YOUR INSTRUCTIONS
Using the material below, copy every line where "views" appears.

GIVEN INFORMATION
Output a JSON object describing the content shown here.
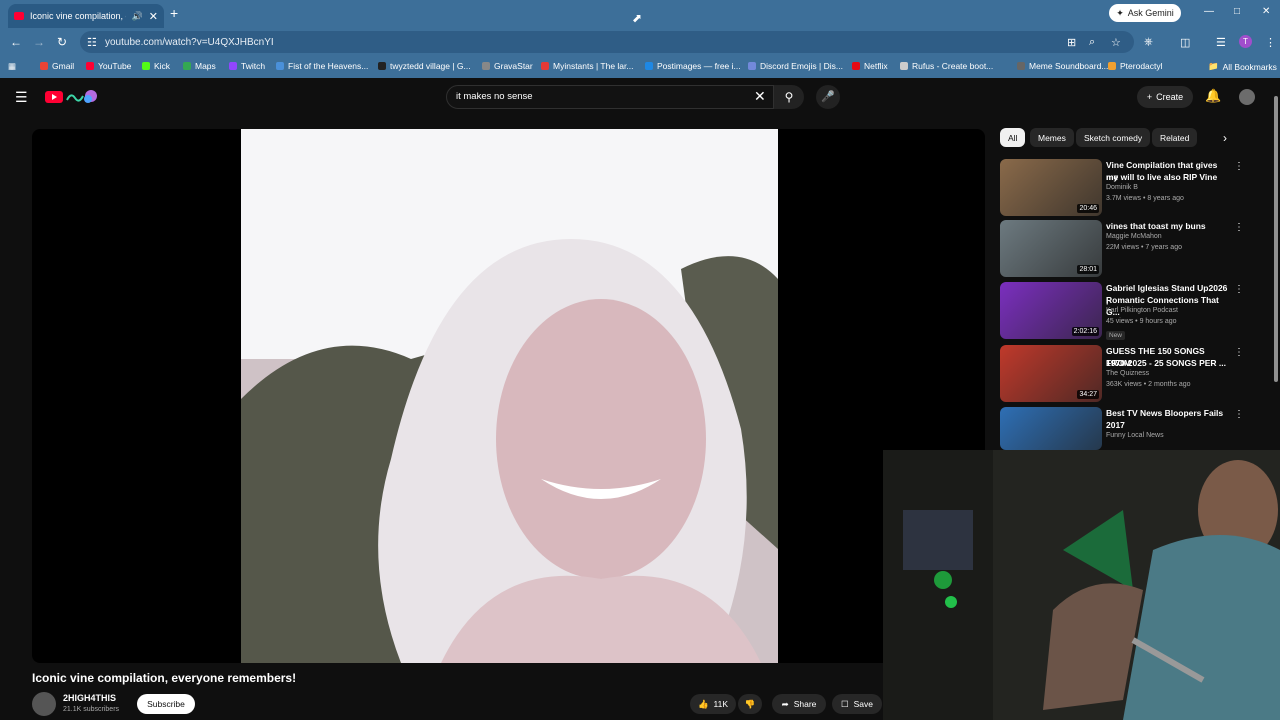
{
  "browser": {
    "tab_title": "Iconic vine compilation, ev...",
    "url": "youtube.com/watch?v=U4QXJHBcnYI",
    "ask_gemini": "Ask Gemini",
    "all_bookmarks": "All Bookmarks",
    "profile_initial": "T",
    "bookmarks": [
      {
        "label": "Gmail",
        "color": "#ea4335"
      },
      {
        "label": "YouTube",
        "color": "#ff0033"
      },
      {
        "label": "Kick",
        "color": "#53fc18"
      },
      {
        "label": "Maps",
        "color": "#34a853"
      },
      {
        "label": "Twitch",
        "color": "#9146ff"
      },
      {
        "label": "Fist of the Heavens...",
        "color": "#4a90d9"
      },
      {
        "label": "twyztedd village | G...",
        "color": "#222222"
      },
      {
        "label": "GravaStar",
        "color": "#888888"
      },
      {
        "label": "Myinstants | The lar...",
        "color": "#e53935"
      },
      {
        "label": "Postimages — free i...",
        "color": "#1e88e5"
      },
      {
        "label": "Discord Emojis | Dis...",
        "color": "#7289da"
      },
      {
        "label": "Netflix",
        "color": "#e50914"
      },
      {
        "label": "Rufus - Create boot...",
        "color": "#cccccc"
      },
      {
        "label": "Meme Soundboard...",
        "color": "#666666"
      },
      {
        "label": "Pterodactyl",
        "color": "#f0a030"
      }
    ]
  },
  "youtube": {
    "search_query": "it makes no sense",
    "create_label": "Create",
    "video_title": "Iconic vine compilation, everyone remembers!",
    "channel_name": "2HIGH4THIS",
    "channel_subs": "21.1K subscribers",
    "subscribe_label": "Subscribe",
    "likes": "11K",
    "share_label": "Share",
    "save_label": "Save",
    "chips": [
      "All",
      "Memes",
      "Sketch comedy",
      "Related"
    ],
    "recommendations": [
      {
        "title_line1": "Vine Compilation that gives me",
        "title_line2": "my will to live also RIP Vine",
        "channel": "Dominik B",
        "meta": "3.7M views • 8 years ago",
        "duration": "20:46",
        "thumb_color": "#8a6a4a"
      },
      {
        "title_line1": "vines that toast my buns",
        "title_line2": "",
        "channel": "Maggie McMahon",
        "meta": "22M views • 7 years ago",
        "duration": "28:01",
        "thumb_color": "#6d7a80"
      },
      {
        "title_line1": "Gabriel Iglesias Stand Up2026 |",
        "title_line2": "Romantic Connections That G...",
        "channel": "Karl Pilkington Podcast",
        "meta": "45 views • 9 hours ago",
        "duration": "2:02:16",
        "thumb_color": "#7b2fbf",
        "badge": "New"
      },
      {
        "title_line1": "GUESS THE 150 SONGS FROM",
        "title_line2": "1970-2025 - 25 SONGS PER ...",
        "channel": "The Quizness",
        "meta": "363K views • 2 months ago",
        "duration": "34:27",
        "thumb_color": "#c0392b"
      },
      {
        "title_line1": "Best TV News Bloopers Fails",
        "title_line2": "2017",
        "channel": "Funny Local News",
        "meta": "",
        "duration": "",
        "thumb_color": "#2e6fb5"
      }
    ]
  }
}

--

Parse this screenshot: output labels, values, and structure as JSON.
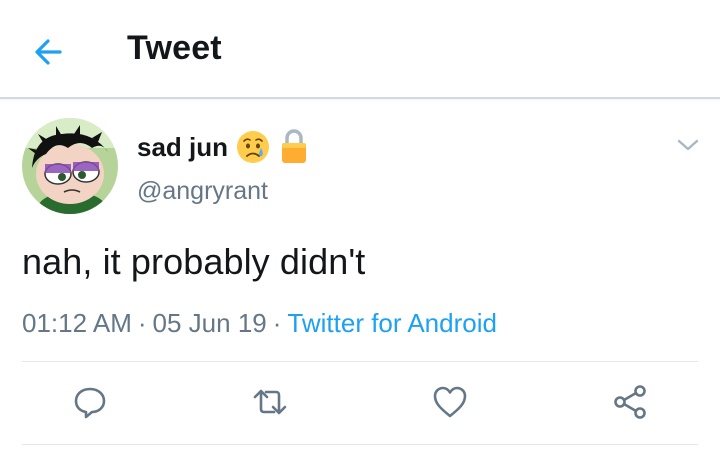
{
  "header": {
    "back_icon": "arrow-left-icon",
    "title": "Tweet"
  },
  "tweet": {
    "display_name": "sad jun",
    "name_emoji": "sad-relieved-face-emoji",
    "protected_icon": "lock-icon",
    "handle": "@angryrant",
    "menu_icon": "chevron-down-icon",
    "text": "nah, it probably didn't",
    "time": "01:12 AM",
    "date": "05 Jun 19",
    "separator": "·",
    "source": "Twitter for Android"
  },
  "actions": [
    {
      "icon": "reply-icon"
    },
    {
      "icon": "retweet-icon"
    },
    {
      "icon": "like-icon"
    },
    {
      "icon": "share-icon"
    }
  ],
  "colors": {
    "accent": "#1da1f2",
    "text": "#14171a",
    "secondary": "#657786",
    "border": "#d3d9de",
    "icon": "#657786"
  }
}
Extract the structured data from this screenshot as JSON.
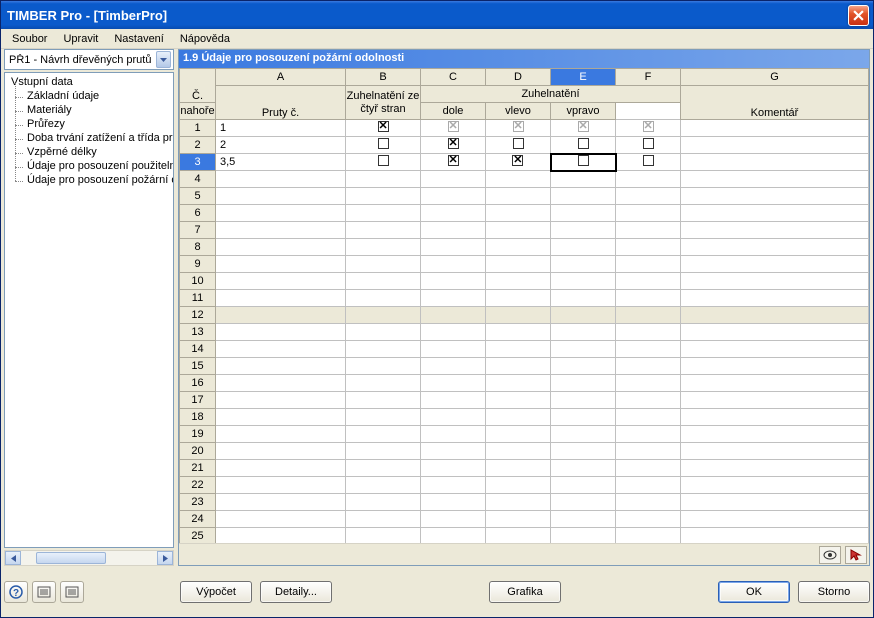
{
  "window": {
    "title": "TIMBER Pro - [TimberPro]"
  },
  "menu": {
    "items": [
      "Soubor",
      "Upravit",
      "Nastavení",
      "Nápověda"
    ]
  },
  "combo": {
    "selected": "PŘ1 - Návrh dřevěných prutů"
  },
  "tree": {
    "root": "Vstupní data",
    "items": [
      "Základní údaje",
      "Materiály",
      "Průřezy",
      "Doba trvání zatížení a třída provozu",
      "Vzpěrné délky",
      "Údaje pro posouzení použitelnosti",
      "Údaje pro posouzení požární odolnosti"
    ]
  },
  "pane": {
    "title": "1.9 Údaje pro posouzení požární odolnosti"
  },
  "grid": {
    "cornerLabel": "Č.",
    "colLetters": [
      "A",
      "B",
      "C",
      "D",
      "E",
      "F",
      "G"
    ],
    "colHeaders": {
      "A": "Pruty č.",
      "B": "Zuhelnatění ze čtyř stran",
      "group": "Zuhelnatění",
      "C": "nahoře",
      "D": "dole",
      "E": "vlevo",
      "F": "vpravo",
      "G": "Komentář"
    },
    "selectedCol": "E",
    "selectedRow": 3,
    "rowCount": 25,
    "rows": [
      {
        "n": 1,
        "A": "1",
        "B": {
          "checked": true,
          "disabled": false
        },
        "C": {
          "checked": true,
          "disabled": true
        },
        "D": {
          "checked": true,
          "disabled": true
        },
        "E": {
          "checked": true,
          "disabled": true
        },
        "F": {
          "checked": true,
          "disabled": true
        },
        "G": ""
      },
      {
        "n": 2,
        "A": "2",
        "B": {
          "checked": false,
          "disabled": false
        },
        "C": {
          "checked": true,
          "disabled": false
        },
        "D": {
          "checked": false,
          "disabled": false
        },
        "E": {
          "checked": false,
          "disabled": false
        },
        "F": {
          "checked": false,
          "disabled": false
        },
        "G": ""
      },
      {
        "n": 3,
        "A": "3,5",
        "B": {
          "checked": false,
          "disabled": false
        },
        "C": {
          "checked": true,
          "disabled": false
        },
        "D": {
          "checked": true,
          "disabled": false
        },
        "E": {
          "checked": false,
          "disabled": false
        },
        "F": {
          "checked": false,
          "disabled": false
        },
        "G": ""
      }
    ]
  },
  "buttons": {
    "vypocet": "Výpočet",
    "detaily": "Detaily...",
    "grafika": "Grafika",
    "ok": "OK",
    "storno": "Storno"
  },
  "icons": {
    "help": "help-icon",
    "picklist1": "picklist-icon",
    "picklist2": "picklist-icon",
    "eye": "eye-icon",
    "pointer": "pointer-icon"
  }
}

OUTPUT OF THE TASK
        "meta": "3.7M views • 8 years ago",
        "meta": "22M views • 7 years ago",
        "meta": "45 views • 9 hours ago",
        "meta": "363K views • 2 months ago",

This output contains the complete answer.